    If you were, eventually to get an animal as intelligent as a human, with the ability to communicate like a human, would it have a chance of being accepted into a human society and culture, or would it always be an outsider, a freak to be toured around on youtube or for sound-bites? What would we do with such a thing? Would it have a chance at all of integrating into our society, and living a happy, fulfilling life?
  4.  (7194.31)
    From my beautiful Geneticist Wifey:

    She thinks the ethics line stops at the neck. She is uncool with any alteration producing sentience in animals about to be used for experimentation (perhaps in general.)
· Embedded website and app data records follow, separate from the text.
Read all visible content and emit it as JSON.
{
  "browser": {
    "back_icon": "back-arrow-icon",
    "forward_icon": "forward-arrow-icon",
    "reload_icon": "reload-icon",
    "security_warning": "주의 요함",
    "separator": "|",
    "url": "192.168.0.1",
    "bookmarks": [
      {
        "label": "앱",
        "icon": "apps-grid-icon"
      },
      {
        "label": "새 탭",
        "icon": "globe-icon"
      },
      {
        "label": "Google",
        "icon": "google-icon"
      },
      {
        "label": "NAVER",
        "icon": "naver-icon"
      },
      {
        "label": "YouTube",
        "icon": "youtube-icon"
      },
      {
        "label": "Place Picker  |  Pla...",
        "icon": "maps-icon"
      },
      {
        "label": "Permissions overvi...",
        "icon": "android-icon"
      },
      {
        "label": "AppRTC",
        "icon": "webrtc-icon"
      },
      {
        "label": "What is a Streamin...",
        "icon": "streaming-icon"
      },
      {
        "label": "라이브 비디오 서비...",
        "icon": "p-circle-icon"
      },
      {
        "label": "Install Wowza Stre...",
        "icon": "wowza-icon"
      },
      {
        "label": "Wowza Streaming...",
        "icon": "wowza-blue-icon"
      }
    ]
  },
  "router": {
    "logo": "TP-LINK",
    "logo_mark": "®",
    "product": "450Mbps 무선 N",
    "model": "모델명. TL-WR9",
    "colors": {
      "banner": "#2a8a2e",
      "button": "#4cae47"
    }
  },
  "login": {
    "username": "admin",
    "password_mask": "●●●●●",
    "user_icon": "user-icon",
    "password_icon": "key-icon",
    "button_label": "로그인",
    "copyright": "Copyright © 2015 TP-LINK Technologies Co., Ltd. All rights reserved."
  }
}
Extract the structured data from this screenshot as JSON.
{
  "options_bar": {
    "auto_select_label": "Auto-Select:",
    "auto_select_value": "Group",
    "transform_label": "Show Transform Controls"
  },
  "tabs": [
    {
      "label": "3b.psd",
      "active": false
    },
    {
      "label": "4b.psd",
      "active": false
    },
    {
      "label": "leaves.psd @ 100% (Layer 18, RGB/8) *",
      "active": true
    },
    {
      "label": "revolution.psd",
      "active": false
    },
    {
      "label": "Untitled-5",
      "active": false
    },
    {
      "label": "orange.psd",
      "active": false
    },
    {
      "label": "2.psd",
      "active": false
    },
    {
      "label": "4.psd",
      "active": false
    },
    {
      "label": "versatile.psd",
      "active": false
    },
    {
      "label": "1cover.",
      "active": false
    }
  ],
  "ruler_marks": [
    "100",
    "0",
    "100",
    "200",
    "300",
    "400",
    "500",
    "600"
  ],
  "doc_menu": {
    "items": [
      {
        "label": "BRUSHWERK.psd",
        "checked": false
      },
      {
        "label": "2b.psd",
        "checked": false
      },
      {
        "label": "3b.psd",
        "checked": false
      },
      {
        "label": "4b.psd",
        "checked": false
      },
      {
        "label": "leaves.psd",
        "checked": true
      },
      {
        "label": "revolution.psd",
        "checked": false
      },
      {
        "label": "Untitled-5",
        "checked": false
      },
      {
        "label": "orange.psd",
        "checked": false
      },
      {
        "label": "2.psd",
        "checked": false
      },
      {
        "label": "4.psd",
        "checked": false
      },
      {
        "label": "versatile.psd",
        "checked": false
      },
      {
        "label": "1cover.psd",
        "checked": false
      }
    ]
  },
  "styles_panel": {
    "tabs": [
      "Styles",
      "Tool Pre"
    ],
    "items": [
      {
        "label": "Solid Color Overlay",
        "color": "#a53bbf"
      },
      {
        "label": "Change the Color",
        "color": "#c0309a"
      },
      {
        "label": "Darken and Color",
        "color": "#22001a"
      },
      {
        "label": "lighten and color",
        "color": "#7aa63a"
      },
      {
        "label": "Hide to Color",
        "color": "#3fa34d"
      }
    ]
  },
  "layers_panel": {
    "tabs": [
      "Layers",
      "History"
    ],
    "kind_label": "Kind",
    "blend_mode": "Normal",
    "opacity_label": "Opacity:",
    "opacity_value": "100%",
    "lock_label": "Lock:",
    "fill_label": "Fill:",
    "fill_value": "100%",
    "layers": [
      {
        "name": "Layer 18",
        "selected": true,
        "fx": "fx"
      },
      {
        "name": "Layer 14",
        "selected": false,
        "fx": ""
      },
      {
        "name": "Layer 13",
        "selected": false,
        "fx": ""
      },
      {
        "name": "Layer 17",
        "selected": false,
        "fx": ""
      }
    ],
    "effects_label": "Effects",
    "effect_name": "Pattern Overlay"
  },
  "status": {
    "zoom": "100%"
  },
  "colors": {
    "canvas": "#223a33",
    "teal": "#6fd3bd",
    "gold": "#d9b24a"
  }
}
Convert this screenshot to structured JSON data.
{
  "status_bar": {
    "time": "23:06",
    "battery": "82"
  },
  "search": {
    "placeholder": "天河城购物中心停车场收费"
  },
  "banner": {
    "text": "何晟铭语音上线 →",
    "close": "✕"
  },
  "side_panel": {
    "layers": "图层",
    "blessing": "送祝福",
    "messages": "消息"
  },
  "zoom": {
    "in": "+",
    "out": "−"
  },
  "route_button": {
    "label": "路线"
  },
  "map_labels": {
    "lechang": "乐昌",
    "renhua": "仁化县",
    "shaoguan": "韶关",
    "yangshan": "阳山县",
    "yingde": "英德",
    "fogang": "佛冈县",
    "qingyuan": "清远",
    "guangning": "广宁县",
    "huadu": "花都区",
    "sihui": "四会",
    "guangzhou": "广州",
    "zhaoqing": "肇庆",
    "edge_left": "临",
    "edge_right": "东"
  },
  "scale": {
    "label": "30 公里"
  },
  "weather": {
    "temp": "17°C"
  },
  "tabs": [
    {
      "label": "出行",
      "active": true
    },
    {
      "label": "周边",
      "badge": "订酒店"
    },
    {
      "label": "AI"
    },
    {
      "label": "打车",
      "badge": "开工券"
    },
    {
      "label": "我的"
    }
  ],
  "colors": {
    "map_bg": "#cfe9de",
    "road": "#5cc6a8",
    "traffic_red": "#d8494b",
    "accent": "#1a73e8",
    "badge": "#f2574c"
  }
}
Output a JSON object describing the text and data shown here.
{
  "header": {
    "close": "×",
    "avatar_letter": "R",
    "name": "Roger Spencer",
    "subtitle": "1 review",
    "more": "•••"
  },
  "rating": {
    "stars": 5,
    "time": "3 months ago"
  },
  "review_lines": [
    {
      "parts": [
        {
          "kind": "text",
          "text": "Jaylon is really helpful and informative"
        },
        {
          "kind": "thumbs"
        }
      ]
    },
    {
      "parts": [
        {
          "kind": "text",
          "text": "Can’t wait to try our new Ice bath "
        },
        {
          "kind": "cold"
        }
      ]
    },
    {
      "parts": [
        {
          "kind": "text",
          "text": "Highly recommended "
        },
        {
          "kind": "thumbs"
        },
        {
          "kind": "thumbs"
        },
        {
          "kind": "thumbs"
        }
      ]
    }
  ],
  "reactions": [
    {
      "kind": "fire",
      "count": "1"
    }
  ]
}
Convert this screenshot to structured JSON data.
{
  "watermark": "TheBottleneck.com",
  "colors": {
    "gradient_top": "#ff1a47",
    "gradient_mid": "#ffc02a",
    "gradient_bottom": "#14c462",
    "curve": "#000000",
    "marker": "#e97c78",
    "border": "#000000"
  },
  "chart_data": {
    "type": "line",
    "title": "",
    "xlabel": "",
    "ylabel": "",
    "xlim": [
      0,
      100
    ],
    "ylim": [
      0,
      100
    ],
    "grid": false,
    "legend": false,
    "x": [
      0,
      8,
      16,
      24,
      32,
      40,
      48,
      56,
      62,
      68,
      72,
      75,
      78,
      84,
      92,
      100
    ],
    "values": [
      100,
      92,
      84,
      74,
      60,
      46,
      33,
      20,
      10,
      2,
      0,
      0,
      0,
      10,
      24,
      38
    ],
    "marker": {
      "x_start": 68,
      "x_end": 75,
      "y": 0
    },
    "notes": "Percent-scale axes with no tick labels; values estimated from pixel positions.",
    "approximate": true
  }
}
    I think all such idealist trends will yeild to profit unless some serious alteration of megacorp patterns is on the rise (HA Fucking HA)
  5.  (7194.32)
    If I can gain the proportional strength and speed of a spider, I'm all for this.

    My Spider-man pajamas need airing.
    • CommentAuthorPhranky
    • CommentTimeNov 13th 2009
     (7194.33)
    or would it always be an outsider, a freak to be toured around on youtube or for sound-bites? What would we do with such a thing? Would it have a chance at all of integrating into our society, and living a happy, fulfilling life?

    You have been on Youtube right? That's already a 21st century freak show.
    • CommentAuthorStefanJ
    • CommentTimeNov 13th 2009
     (7194.34)
    "What would we do with such a thing?"

    The only ethical way to treat them would be to raise them as our own kids, to be citizens. If they're not capable of participating in society in a meaningful way, I wouldn't bother making them in the first place.

    As to why even try:

    “The question that will decide our destiny is not whether we shall expand into space. It is: shall we be one species or a million? A million species will not exhaust the ecological niches that are awaiting the arrival of intelligence.” -- Freeman Dyson, "The Greening of the Galaxy."
    • CommentAuthorRenThing
    • CommentTimeNov 13th 2009
     (7194.35)
    “The question that will decide our destiny is not whether we shall expand into space. It is: shall we be one species or a million? A million species will not exhaust the ecological niches that are awaiting the arrival of intelligence.” -- Freeman Dyson, "The Greening of the Galaxy."

    Reminds me of the race of humans in the Hyperion series who genetically modified themselves to be able to live just about anywhere on any planet.
    • CommentAuthorStefanJ
    • CommentTimeNov 13th 2009
     (7194.36)
    @RenThing: I'm pretty sure Simmons wrote that stuff with Dyson's ideas slamming around his head. It was also the inspiration for Bruce Sterling's Schiszmatrix.

    The essay is from Dyson's Disturbing the Universe, which is a pretty amazing book.
    •  
      CommentAuthorrickiep00h
    • CommentTimeNov 13th 2009
     (7194.37)
    You know, I just thought of something. What about people going for animal genes? I mean, it's not like it's that far out of the realm of possibility. Sure, it's an ethically gray area, but so is animals with human genes. How far would we let people go before we started calling them freaks? Would society be okay with something like the Grays, a la Transmet?
    • CommentAuthorStefanJ
    • CommentTimeNov 13th 2009
     (7194.38)
    @rickiep00h: I imagine it would be seen as Freedom by some people, sacrilege punishable by death for others, and for most people an indulgent affectation.

    But, like wearing blue jeans and not wearing a hat, with time it might become perfectly normal.
  6.  (7194.39)
    Another thing I'm curious about with chimeras, or humans with animal genes would be this:
    Would they be more susceptible to zoonotic diseases? Would they have to get animal shots and human shots? Would they become a pathway by which diseases that had previously only occurred in some non-humans crossed over to humanity?
  7.  (7194.40)
    Rickie -- I think where there is profit or advantage to be had, people will start doing it and issues of ethics and acceptance will be worked out over time.

    Look at the areas of sports performance that people are struggling with now, with various performance enhancers and so on. That's worked its way from dirty little secret to openly debated to some of the biggest names in sports doing it and not losing their status. Next, we'll start hearing about safer drugs and methods and the floodgates will start opening.